Here are the stories on Texas Standard for Wednesday, June 15, 2022:
The story Gov. Greg Abbott told in the immediate aftermath of the massacre at Robb Elementary School in Uvalde has fallen apart. While Abbott claimed authorities bravely charged in quickly, in reality, police indecisively waited over an hour before directly confronting the killer there. Caroline Ghisolfi, data reporter for the Austin American-Statesman, got a copy of Abbott’s handwritten notes following his first briefing on Uvalde and tries to sort out whether Abbott was “misled,” as he claims.
Pressure is building to release more information surrounding law enforcement’s response to the Uvalde mass shooting. But there are concerns that Texas officials may use a legal loophole to block the release of records related to the shooting. Acacia Coronado, Texas correspondent for the Associated Press, joins us to discuss the latest.
Military leaders say this year is shaping up to be one of the worst in decades for recruiting. At the halfway mark in this year’s recruiting process, the Army is at less than 30 percent of its goal. One problem is that the armed services have become overly reliant on recruits who come from military families. Reporter Jonathan Ahl has been looking into this for the American Homefront Project.
New York City has held over 200 ticker-tape parades since 1886 honoring the Statue of Liberty. The parades have also celebrated politicians, sports figures and other notables. But as Texas Standard commentator WF Strong tells us – only one musician.
With primary races mostly decided, attention is ramping up for Texas’ general election in November. And there’s a new group that wants to make sure the state’s fastest-growing population is represented among those showing up to the polls. Rise AAPI (which stands for Asian American Pacific Islander), a new nonprofit affiliated with the national progressive group AAPI Victory Alliance, launched this month. Nabila Mansoor, the group’s executive director, joins us with more.
When was the last time you went to a shopping mall? While the pandemic changed habits for many, the indoor mall was trending down way before that. With anchor stores being abandoned because of low profitability and everything you might want to buy available with the click of a button, why deal with the hassle of parking and walking through a mall? Architecture critic Alexandra Lange joins us to explore this and more in her new book, “Meet Me by the Fountain: An Inside History of the Mall.”

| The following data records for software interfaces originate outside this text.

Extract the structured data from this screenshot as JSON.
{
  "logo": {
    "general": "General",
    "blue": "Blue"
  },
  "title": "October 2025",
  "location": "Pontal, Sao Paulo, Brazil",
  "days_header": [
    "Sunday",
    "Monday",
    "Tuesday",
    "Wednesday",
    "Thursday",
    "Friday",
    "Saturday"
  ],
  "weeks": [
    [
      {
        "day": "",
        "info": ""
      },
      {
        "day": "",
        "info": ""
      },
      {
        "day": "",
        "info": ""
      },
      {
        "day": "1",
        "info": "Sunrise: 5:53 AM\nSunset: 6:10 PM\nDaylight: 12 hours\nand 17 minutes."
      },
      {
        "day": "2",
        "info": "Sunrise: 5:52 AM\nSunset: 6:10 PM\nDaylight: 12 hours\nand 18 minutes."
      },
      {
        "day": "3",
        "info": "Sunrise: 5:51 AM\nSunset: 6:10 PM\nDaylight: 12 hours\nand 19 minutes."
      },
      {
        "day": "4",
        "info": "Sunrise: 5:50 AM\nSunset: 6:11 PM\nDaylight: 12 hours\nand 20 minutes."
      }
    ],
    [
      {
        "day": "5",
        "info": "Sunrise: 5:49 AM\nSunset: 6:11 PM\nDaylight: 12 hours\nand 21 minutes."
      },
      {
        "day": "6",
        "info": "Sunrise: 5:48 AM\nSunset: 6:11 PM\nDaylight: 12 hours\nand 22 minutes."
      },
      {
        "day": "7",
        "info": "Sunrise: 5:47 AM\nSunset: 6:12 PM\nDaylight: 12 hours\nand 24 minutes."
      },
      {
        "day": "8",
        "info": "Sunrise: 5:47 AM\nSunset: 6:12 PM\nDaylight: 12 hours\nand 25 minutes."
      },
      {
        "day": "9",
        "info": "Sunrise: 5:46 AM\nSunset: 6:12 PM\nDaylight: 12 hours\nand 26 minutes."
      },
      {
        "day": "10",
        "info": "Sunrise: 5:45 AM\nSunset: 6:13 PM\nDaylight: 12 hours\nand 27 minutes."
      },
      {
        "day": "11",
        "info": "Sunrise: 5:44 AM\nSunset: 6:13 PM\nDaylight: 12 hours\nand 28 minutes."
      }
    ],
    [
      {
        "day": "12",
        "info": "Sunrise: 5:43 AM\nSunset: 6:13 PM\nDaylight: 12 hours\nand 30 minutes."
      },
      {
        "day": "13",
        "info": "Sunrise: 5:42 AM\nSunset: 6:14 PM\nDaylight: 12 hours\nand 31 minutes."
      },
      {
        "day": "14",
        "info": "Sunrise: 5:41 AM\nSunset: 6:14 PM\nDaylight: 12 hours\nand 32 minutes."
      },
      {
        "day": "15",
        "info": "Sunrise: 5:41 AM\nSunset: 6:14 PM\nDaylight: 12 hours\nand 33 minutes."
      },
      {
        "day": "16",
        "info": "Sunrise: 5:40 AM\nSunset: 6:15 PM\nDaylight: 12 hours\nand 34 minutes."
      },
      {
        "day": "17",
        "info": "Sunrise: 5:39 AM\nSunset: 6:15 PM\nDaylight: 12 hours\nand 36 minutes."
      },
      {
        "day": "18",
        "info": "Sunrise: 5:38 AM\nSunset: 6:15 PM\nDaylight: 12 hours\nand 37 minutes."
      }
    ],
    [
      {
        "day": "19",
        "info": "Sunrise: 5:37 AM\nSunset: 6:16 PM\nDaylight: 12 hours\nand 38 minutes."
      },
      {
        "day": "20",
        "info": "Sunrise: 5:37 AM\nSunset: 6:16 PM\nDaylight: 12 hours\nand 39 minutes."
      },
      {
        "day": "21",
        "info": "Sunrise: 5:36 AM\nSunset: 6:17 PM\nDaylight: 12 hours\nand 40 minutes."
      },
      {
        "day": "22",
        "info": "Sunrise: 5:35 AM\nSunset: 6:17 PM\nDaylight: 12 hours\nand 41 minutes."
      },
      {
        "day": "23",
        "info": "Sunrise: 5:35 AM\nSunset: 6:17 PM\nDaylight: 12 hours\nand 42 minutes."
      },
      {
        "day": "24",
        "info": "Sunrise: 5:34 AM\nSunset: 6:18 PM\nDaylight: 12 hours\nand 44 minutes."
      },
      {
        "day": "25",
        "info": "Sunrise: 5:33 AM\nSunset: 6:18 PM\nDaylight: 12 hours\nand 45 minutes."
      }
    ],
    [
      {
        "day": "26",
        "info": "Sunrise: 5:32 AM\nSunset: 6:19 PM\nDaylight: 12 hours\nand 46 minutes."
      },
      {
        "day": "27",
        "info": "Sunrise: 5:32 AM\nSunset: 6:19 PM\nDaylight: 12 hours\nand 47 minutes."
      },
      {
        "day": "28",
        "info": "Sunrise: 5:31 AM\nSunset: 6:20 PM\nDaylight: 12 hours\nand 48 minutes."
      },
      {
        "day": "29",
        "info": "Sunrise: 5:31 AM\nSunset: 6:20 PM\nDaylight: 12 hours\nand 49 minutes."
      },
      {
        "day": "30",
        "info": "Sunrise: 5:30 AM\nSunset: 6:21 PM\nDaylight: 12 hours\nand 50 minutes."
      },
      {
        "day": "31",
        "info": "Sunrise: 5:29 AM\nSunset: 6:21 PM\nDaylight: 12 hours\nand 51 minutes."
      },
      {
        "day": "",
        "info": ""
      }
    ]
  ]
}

In a June 2 address, President Joe Biden said that there had been 20 more mass shootings since the Uvalde school massacre. Is that a fact? Nusaiba Mizan with PolitiFact Texas, based at the Austin American-Statesman, joins us with more.

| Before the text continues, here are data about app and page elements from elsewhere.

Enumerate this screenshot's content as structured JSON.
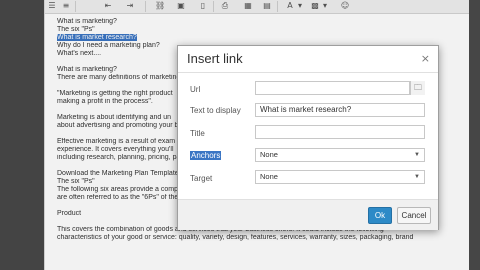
{
  "toolbar": {
    "icons": [
      "bullet-list-icon",
      "numbered-list-icon",
      "outdent-icon",
      "indent-icon",
      "link-icon",
      "image-icon",
      "bookmark-icon",
      "print-icon",
      "table-icon",
      "format-icon",
      "text-color-icon",
      "background-color-icon",
      "emoticon-icon"
    ]
  },
  "content": {
    "lines": [
      "What is marketing?",
      "The six \"Ps\"",
      "What is market research?",
      "Why do I need a marketing plan?",
      "What's next....",
      "",
      "What is marketing?",
      "There are many definitions of marketing",
      "",
      "\"Marketing is getting the right product",
      "making a profit in the process\".",
      "",
      "Marketing is about identifying and un",
      "about advertising and promoting your b",
      "",
      "Effective marketing is a result of exam",
      "experience. It covers everything you'll",
      "including research, planning, pricing, pa",
      "",
      "Download the Marketing Plan Template",
      "The six \"Ps\"",
      "The following six areas provide a compr",
      "are often referred to as the \"6Ps\" of the marketing mix:",
      "",
      "Product",
      "",
      "This covers the combination of goods and services that your business offers. It could include the following",
      "characteristics of your good or service: quality, variety, design, features, services, warranty, sizes, packaging, brand"
    ]
  },
  "dialog": {
    "title": "Insert link",
    "close": "×",
    "url_label": "Url",
    "url_value": "",
    "text_label": "Text to display",
    "text_value": "What is market research?",
    "title_label": "Title",
    "title_value": "",
    "anchors_label": "Anchors",
    "anchors_value": "None",
    "target_label": "Target",
    "target_value": "None",
    "ok": "Ok",
    "cancel": "Cancel"
  }
}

All this, plus the Texas Newsroom’s state roundup and Wells Dunbar with the Talk of Texas.